Get Informed, Stay Inspired

The first solar observatory in India has arrived at its destination.
Science & Health Technology

The first solar observatory in India has arrived at its destination.

India has reached a significant point in its space exploration efforts by successfully launching a spacecraft into an orbit for a five-year mission to study the sun.

Four months after successfully landing an unmanned spacecraft on the moon’s southern polar region, India has joined a prestigious group of countries studying the sun. This achievement solidifies India’s growing reputation as a leading nation in the field of space exploration.

On Saturday, the Indian Space Research Organization announced that the Aditya L-1 space observatory has successfully reached its designated position for monitoring the sun’s outer layer and transmitting data back to Earth.

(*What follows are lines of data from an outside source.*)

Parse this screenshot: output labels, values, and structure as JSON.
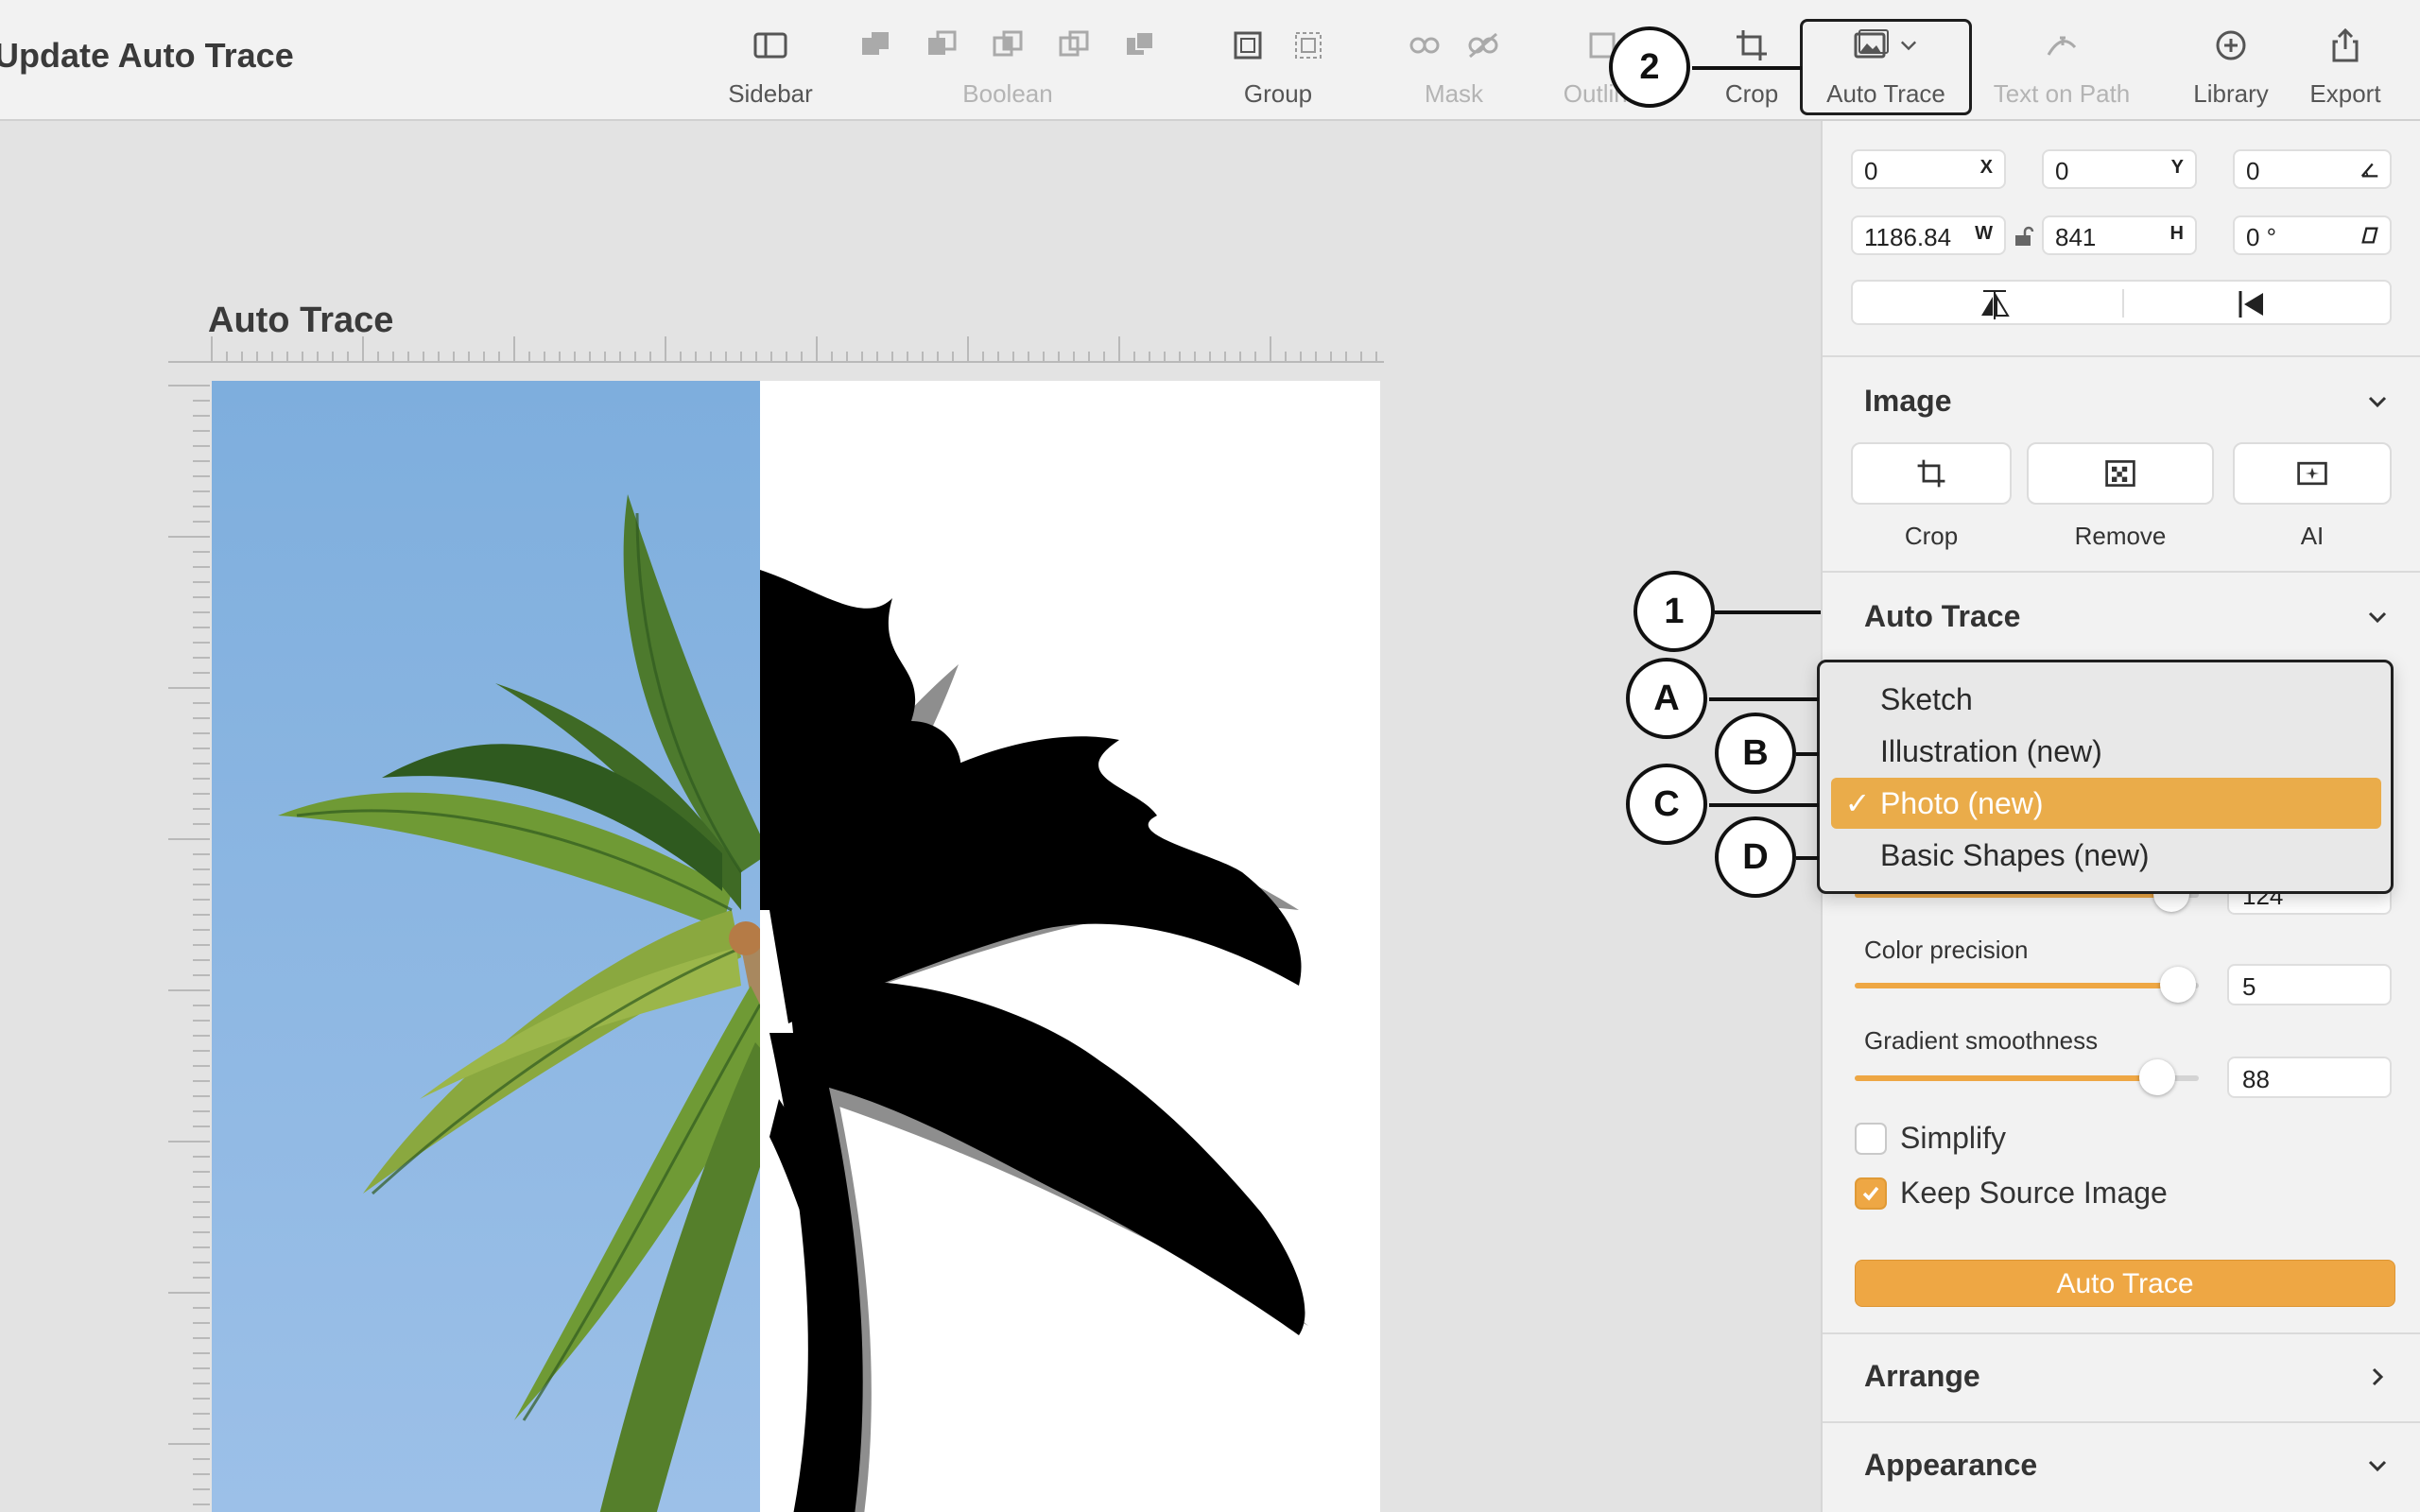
{
  "window": {
    "title": "Update Auto Trace"
  },
  "toolbar": {
    "sidebar": "Sidebar",
    "boolean": "Boolean",
    "group": "Group",
    "mask": "Mask",
    "outline": "Outline",
    "crop": "Crop",
    "auto_trace": "Auto Trace",
    "text_on_path": "Text on Path",
    "library": "Library",
    "export": "Export"
  },
  "canvas": {
    "artboard_title": "Auto Trace"
  },
  "inspector": {
    "geometry": {
      "x": "0",
      "x_label": "X",
      "y": "0",
      "y_label": "Y",
      "angle": "0",
      "w": "1186.84",
      "w_label": "W",
      "h": "841",
      "h_label": "H",
      "rotation": "0 °"
    },
    "image_section": {
      "title": "Image",
      "crop": "Crop",
      "remove": "Remove",
      "ai": "AI"
    },
    "auto_trace_section": {
      "title": "Auto Trace",
      "mode_options": [
        "Sketch",
        "Illustration (new)",
        "Photo (new)",
        "Basic Shapes (new)"
      ],
      "selected_mode": "Photo (new)",
      "hidden_value": "124",
      "color_precision_label": "Color precision",
      "color_precision": "5",
      "color_precision_level": 0.94,
      "gradient_smoothness_label": "Gradient smoothness",
      "gradient_smoothness": "88",
      "gradient_smoothness_level": 0.88,
      "simplify_label": "Simplify",
      "simplify_checked": false,
      "keep_source_label": "Keep Source Image",
      "keep_source_checked": true,
      "button": "Auto Trace"
    },
    "arrange": {
      "title": "Arrange"
    },
    "appearance": {
      "title": "Appearance"
    }
  },
  "callouts": {
    "one": "1",
    "two": "2",
    "a": "A",
    "b": "B",
    "c": "C",
    "d": "D"
  },
  "colors": {
    "accent": "#eea744",
    "sky": "#8fb6e2"
  }
}
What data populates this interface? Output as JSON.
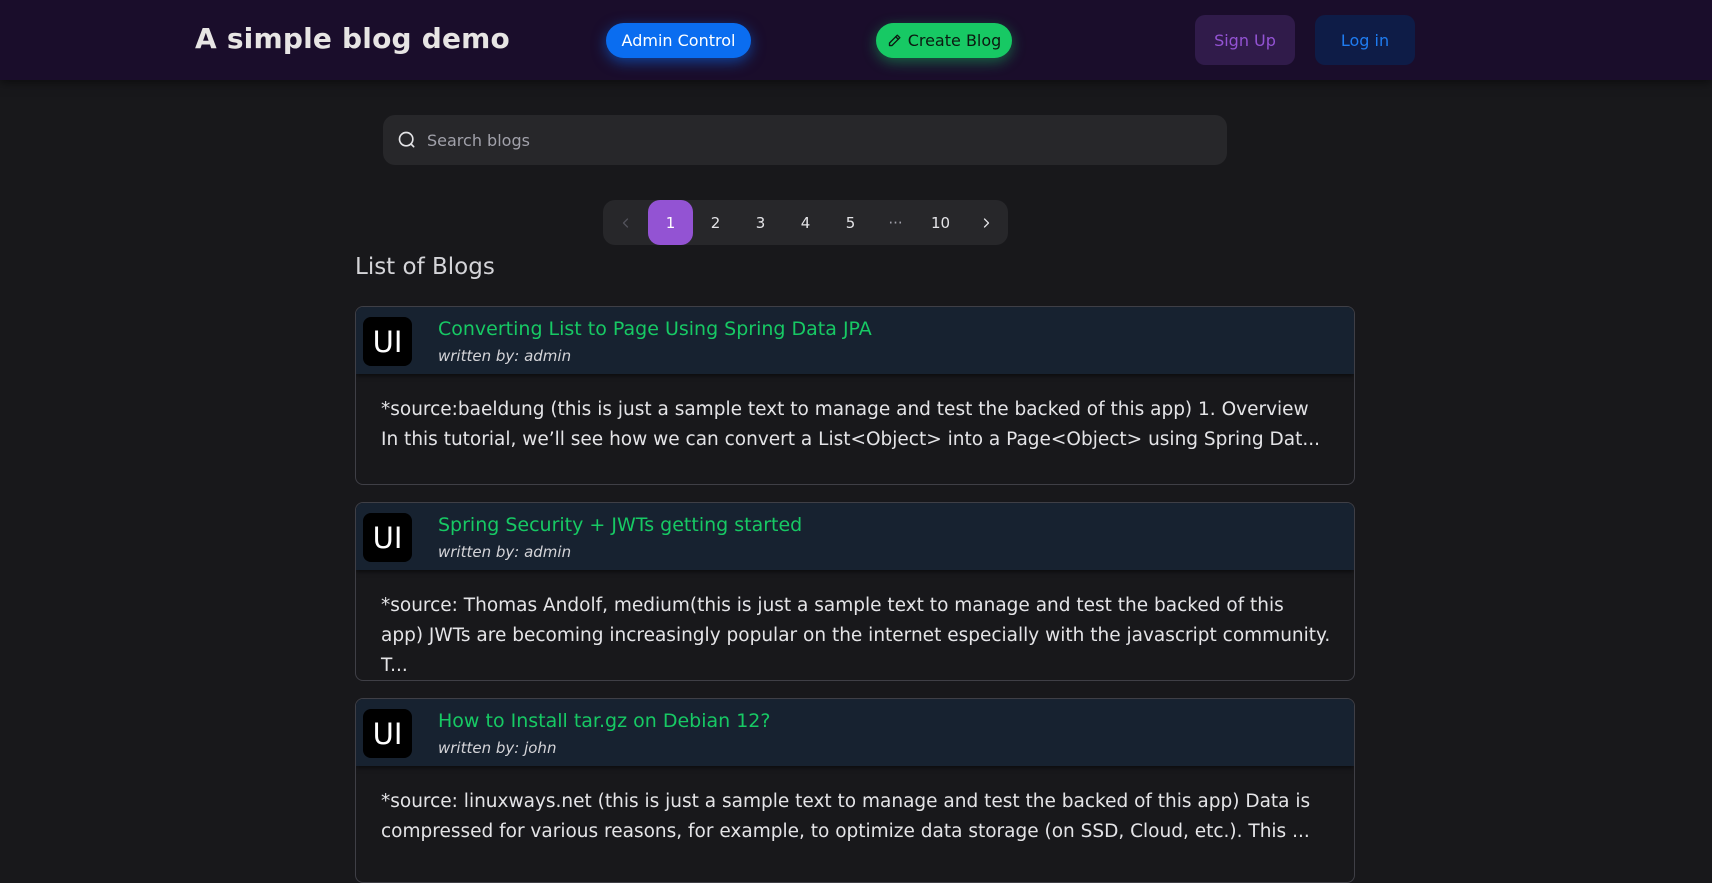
{
  "header": {
    "brand": "A simple blog demo",
    "admin_label": "Admin Control",
    "create_label": "Create Blog",
    "signup_label": "Sign Up",
    "login_label": "Log in"
  },
  "search": {
    "placeholder": "Search blogs",
    "icon": "search-icon"
  },
  "pagination": {
    "prev_icon": "chevron-left-icon",
    "next_icon": "chevron-right-icon",
    "pages": [
      "1",
      "2",
      "3",
      "4",
      "5",
      "···",
      "10"
    ],
    "current": "1"
  },
  "main": {
    "list_title": "List of Blogs",
    "blogs": [
      {
        "avatar": "UI",
        "title": "Converting List to Page Using Spring Data JPA",
        "author": "written by: admin",
        "excerpt": "*source:baeldung (this is just a sample text to manage and test the backed of this app) 1. Overview In this tutorial, we’ll see how we can convert a List<Object> into a Page<Object> using Spring Dat..."
      },
      {
        "avatar": "UI",
        "title": "Spring Security + JWTs getting started",
        "author": "written by: admin",
        "excerpt": "*source: Thomas Andolf, medium(this is just a sample text to manage and test the backed of this app) JWTs are becoming increasingly popular on the internet especially with the javascript community. T..."
      },
      {
        "avatar": "UI",
        "title": "How to Install tar.gz on Debian 12?",
        "author": "written by: john",
        "excerpt": "*source: linuxways.net (this is just a sample text to manage and test the backed of this app) Data is compressed for various reasons, for example, to optimize data storage (on SSD, Cloud, etc.). This ..."
      }
    ]
  },
  "colors": {
    "navbar_bg": "#1a0d2b",
    "page_bg": "#18181b",
    "primary": "#0a6df0",
    "success": "#17c964",
    "secondary": "#9353d3",
    "card_header_bg": "#172230"
  }
}
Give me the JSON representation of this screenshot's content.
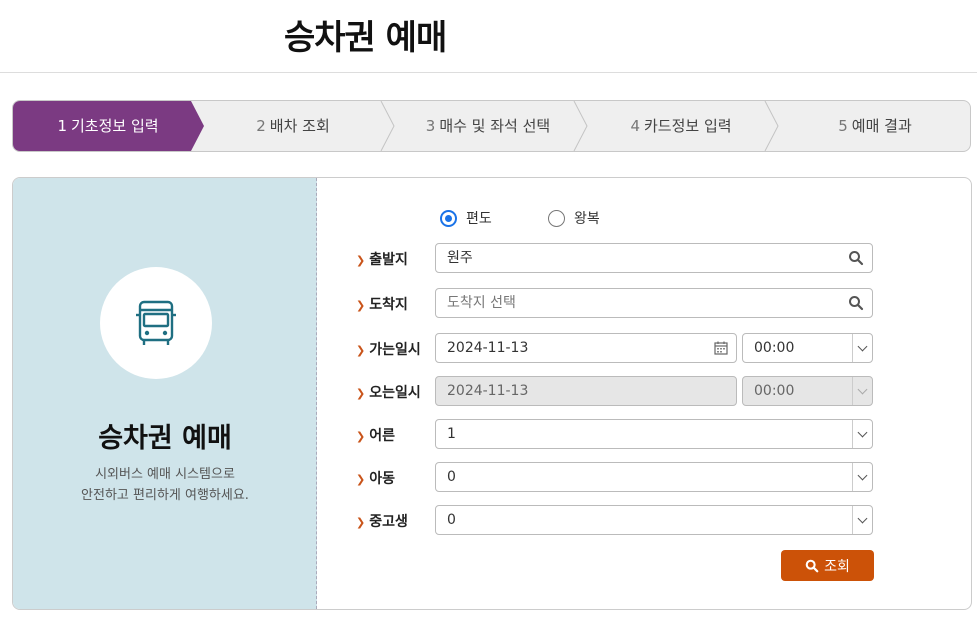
{
  "page": {
    "title": "승차권 예매"
  },
  "steps": [
    {
      "num": "1",
      "label": "기초정보 입력",
      "active": true
    },
    {
      "num": "2",
      "label": "배차 조회",
      "active": false
    },
    {
      "num": "3",
      "label": "매수 및 좌석 선택",
      "active": false
    },
    {
      "num": "4",
      "label": "카드정보 입력",
      "active": false
    },
    {
      "num": "5",
      "label": "예매 결과",
      "active": false
    }
  ],
  "colors": {
    "active_step": "#7b3a82",
    "accent": "#cc5208",
    "side_panel": "#cfe4ea"
  },
  "side": {
    "title": "승차권 예매",
    "desc_line1": "시외버스 예매 시스템으로",
    "desc_line2": "안전하고 편리하게 여행하세요.",
    "icon": "bus-icon"
  },
  "trip_type": {
    "oneway_label": "편도",
    "roundtrip_label": "왕복",
    "selected": "편도"
  },
  "form": {
    "departure": {
      "label": "출발지",
      "value": "원주"
    },
    "arrival": {
      "label": "도착지",
      "placeholder": "도착지 선택"
    },
    "go": {
      "label": "가는일시",
      "date": "2024-11-13",
      "time": "00:00"
    },
    "return": {
      "label": "오는일시",
      "date": "2024-11-13",
      "time": "00:00"
    },
    "adult": {
      "label": "어른",
      "value": "1"
    },
    "child": {
      "label": "아동",
      "value": "0"
    },
    "teen": {
      "label": "중고생",
      "value": "0"
    }
  },
  "search_button": {
    "label": "조회"
  }
}
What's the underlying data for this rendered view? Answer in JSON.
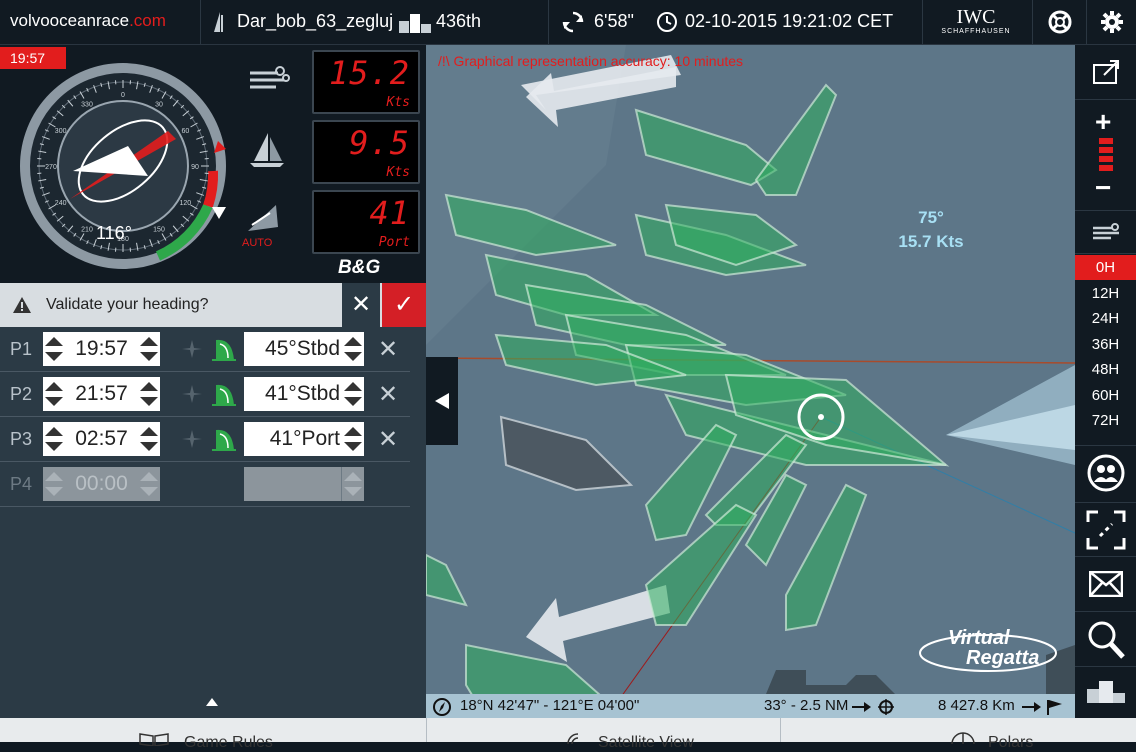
{
  "topbar": {
    "brand_main": "volvooceanrace",
    "brand_suffix": ".com",
    "boat_name": "Dar_bob_63_zegluj",
    "rank": "436th",
    "refresh_countdown": "6'58\"",
    "datetime": "02-10-2015 19:21:02 CET",
    "sponsor_main": "IWC",
    "sponsor_sub": "SCHAFFHAUSEN"
  },
  "instruments": {
    "clock_badge": "19:57",
    "heading": "116°",
    "compass_ticks": [
      "0",
      "30",
      "60",
      "90",
      "120",
      "150",
      "180",
      "210",
      "240",
      "270",
      "300",
      "330"
    ],
    "wind_speed": {
      "value": "15.2",
      "unit": "Kts"
    },
    "boat_speed": {
      "value": "9.5",
      "unit": "Kts"
    },
    "twa": {
      "value": "41",
      "unit": "Port"
    },
    "auto_label": "AUTO",
    "brand": "B&G"
  },
  "validate": {
    "text": "Validate your heading?"
  },
  "programs": [
    {
      "label": "P1",
      "time": "19:57",
      "heading": "45",
      "side": "Stbd",
      "enabled": true
    },
    {
      "label": "P2",
      "time": "21:57",
      "heading": "41",
      "side": "Stbd",
      "enabled": true
    },
    {
      "label": "P3",
      "time": "02:57",
      "heading": "41",
      "side": "Port",
      "enabled": true
    },
    {
      "label": "P4",
      "time": "00:00",
      "heading": "",
      "side": "",
      "enabled": false
    }
  ],
  "map": {
    "warning": "/!\\ Graphical representation accuracy: 10 minutes",
    "wind_direction": "75°",
    "wind_speed": "15.7 Kts",
    "position": "18°N 42'47\" - 121°E 04'00\"",
    "bearing": "33° - 2.5 NM",
    "distance": "8 427.8 Km",
    "logo_line1": "Virtual",
    "logo_line2": "Regatta"
  },
  "forecast_hours": [
    "0H",
    "12H",
    "24H",
    "36H",
    "48H",
    "60H",
    "72H"
  ],
  "bottom_tabs": [
    "Game Rules",
    "Satellite View",
    "Polars"
  ],
  "colors": {
    "accent_red": "#e21d1d",
    "boat_green": "#2fae5e",
    "map_sea": "#5d7688",
    "wind_light": "#b9dcec"
  }
}
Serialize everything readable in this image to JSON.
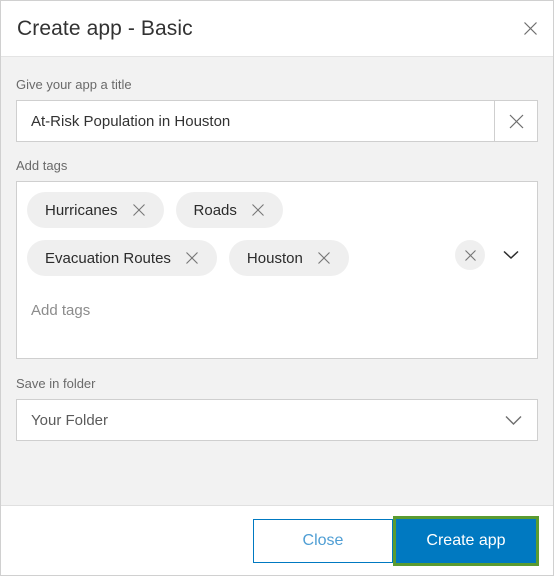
{
  "dialog": {
    "title": "Create app - Basic",
    "close_icon": "close-x-icon"
  },
  "form": {
    "title_field": {
      "label": "Give your app a title",
      "value": "At-Risk Population in Houston",
      "placeholder": "",
      "clear_icon": "close-x-icon"
    },
    "tags_field": {
      "label": "Add tags",
      "placeholder": "Add tags",
      "value": "",
      "tags": [
        {
          "label": "Hurricanes",
          "remove_icon": "close-x-icon"
        },
        {
          "label": "Roads",
          "remove_icon": "close-x-icon"
        },
        {
          "label": "Evacuation Routes",
          "remove_icon": "close-x-icon"
        },
        {
          "label": "Houston",
          "remove_icon": "close-x-icon"
        }
      ],
      "clear_all_icon": "close-x-icon",
      "expand_icon": "chevron-down-icon"
    },
    "folder_field": {
      "label": "Save in folder",
      "value": "Your Folder",
      "chevron_icon": "chevron-down-icon"
    }
  },
  "footer": {
    "close_label": "Close",
    "create_label": "Create app"
  },
  "colors": {
    "accent_blue": "#0079c1",
    "highlight_green": "#5b9b31",
    "body_background": "#f2f2f2",
    "panel_white": "#ffffff",
    "tag_pill": "#efefef",
    "border_gray": "#cfcfcf",
    "text_dark": "#323232",
    "text_muted": "#6a6a6a"
  }
}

The spacecraft, launched on September 2, took four months to reach its destination.

According to a statement from ISRO, the Aditya-L1 spacecraft follows a cyclical Halo orbit positioned approximately 1.5 million kilometers away from Earth.

The satellite Aditya-L1 is named after the Hindu deity Aditya, who represents the sun in Sanskrit mythology. “L1” denotes Lagrange point 1, the specific spot in space where the satellite is positioned between the sun and Earth.

According to Chaitanya Giri, an associate professor of environmental sciences at Flame University in Pune, this showcases India’s ability to journey beyond a million kilometers from the Earth’s orbit. It is a rare capability possessed by only a handful of countries, with India being the first in Asia to achieve it. Giri also highlights the importance of being able to maintain deep space communication with a spacecraft that has traveled such a great distance and sustain the mission for an extended period.

The Indian space mission will be dedicated to observing the sun for a duration of five years. The spacecraft is currently situated at the “Lagrange 1” point, which allows for an unobstructed view of the sun, even during solar eclipses.

The primary objective of the mission is to improve our knowledge of space weather, the changes in the space environment between Earth and the sun. This information is essential for safeguarding satellites and other spacecraft, as stated by scientists who study space.

Ajay Lele, a space scientist and former senior fellow at the Manohar Parrikar Institute of Defense Studies and Analyses in New Delhi, emphasized the importance of comprehending space weather now that there are numerous satellites orbiting the Earth.

The speaker mentioned that space weather refers to disruptions that occur on the sun, such as solar winds, solar flares, and coronal mass ejections. He emphasized the importance of studying all three of these components.

Aditya-L1 is expected to be able to give warnings about space storms that can have an impact on Earth, occasionally affecting the operation of satellites and radio communications.

The spacecraft is outfitted with seven scientific tools to examine particles of solar wind and magnetic fields.

Several countries, including the U.S., European Union, Japan, and China, have launched missions to observe the sun through space agency programs.

The Indian space program, initiated in the 1960s, has become more well-known during the leadership of Prime Minister Narendra Modi. It is perceived as a way to enhance India’s reputation on a global scale.

On Saturday, Modi shared on X (previously known as Twitter) that India has achieved another significant feat. He praised the unwavering commitment of our scientists in successfully executing a highly challenging and intricate space mission.

The Indian space agency has scheduled several important missions, including a manned space mission set to launch this year and an interplanetary mission to Mars.

Experts say that in addition to scientific space missions, India is working to improve its military capabilities in space. This was evident in 2019 when India successfully tested an anti-satellite weapon, showcasing its ability to destroy satellites in orbit. This puts India in a select group with the United States, China, and Russia as the only countries with this capability.

In the upcoming five years, India is aiming to create 50 novel satellites utilizing artificial intelligence technology. This initiative aims to strengthen the nation’s border monitoring and improve its “geo-intelligence” capabilities. According to S. Somanath, the chairman of the Indian Space Research Organization (ISRO), this statement was made last month.

Experts believe that India’s military relies heavily on improving its space surveillance abilities. This is particularly important as India is concerned about its borders with China in the Himalayas, where disputes have led to military conflicts. Additionally, India is also focused on the Indian Ocean region, where China’s growing influence is a concern.